We equipped one of the 90 m circumference cages that you can see in the picture above with ABM, a close-to-market system for detecting individual fish position and estimating its weight and swimming speed. The 20 m-deep cage was stocked with about 150,000 fish: we have been following their growth and behaviour day by day since February 2019.
ABM was selected because it could represent the silver bullet for dealing with the three-dimensionality issue: it provides data along the vertical water column and, with up to 50,000 detections per day, statistics concerning fish average weight are based on a representative sample size. Fish distribution is displayed every five minutes on a dashboard, allowing barge operators to inspect their feeding behaviour (feeding fish tend to congregate near the surface), as seen in Fig.1.
We also deployed sensors for measuring water temperature (below, left), dissolved oxygen (below, right) and water current every 10 minutes. The upper-portion of the cage is surrounded by an impermeable barrier to prevent lice entry. This may also reduce the water flow and circulation, thus affecting dissolved oxygen levels which may affect fish appetite and, ultimately, growth.
Water temperature profile.
Dissolved oxygen profile.
The data are flowing to a cloud platform designed by IBM: Fearghal and his colleagues are crunching these numbers in order to extract useful information to improve feeding efficiency, provide accurate predictions of salmon growth, and disseminate early-warning on anomalous patterns. We are eager to see the results: keep following the blog and you’ll be the first to know!
Alfred Wegener was a famous German polar researcher, and the scientist who first proposed the theory of continental drift.
The Alfred Wegener Institute Helmholtz Centre for Polar and Marine Research (AWI), a centre within the institute that bears his name, continues this tradition of top-class science.
In November 2018, GAIN partner AWI travelled to Brazil as part of the GAIN project and met with colleagues from the Federal University of Rio Grande (FURG) to jointly identify innovative fields of research in the field of aquaculture feed. Another meeting will take place in 2019 in Bremerhaven, Germany.
Afterwards, a short stop-over was planned at the Private University EAFIT in Medellin in Colombia, where the main focus was on whether the results from GAIN could be part of the aquaculture training taking place there. There will also be another meeting in Germany in 2019. The interest in GAIN was clear and the wish to cooperate as well.
The reconstruction measures of the recirculation systems are starting in order to adapt them to the requirements of the GAIN objectives. These include the candidate fish species turbot and sea bream. The experiments can begin after the end of the testing trials and the re-inoculation of the biofilters during the running-in phases.
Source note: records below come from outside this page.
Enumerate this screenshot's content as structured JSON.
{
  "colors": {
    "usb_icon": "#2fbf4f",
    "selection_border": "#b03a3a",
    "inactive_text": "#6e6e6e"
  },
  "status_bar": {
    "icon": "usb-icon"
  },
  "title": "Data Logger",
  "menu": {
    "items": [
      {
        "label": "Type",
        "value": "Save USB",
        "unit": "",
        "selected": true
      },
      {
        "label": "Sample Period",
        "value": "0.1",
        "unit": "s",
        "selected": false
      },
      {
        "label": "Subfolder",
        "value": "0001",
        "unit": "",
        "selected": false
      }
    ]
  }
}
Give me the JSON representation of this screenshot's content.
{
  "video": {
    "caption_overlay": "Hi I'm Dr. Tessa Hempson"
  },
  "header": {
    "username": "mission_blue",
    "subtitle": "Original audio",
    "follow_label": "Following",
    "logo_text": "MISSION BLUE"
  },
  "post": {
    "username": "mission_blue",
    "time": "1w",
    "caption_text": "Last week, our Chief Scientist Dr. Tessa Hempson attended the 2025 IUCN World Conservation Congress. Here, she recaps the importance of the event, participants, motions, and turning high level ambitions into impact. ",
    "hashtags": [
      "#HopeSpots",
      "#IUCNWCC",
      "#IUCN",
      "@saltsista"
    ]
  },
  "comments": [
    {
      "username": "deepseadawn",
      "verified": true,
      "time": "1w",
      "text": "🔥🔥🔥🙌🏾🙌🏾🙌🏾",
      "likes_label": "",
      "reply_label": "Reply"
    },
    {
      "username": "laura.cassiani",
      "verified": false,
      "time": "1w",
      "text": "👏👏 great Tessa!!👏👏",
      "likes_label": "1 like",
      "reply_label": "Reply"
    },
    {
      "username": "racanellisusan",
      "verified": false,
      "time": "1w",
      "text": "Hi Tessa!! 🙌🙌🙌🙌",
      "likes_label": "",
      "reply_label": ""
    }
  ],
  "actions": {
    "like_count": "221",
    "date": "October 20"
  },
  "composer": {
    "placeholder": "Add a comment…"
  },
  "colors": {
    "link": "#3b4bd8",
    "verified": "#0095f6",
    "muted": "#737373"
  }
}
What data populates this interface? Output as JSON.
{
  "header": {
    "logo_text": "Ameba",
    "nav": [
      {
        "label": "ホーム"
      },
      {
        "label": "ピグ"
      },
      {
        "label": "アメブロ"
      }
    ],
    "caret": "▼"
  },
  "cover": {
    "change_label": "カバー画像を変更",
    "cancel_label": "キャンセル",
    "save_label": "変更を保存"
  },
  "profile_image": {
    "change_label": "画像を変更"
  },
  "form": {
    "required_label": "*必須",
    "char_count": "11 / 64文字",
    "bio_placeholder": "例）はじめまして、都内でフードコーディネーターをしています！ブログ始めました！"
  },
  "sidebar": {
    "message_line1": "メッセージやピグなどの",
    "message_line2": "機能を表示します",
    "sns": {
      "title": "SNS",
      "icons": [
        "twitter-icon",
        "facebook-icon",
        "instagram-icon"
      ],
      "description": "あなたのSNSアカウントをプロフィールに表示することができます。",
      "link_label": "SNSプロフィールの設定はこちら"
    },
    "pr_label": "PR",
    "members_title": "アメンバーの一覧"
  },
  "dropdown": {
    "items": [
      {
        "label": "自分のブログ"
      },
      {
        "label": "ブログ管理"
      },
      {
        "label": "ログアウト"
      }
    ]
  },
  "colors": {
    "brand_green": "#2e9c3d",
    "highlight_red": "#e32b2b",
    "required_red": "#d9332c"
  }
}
In March AWI will continue the first work block until around September 2019.
The ‘word’ GHOTI was apparently coined in 1855. When I was a child, my father told me about it—he thought it was invented by George Bernard Shaw.
This pseudo-word is designed to illustrate the foolishness of English spellings: Tough gives you the F, Women provides the I, and Station the SH. Put it all together, you get a FISH.
Every two years, the Food and Agriculture Organisation of the United Nations, or FAO, releases a report called SOFIA. That stands for State of Fisheries and Aquaculture. The latest one came out in August 2018.
SOFIA tells us that farmed fish production now clearly surpasses wild catch—that’s a good thing—the best way to conserve wild fish is not to fish them.
We’re moving into a whole new era of precision farming, and GAIN is at the forefront of it.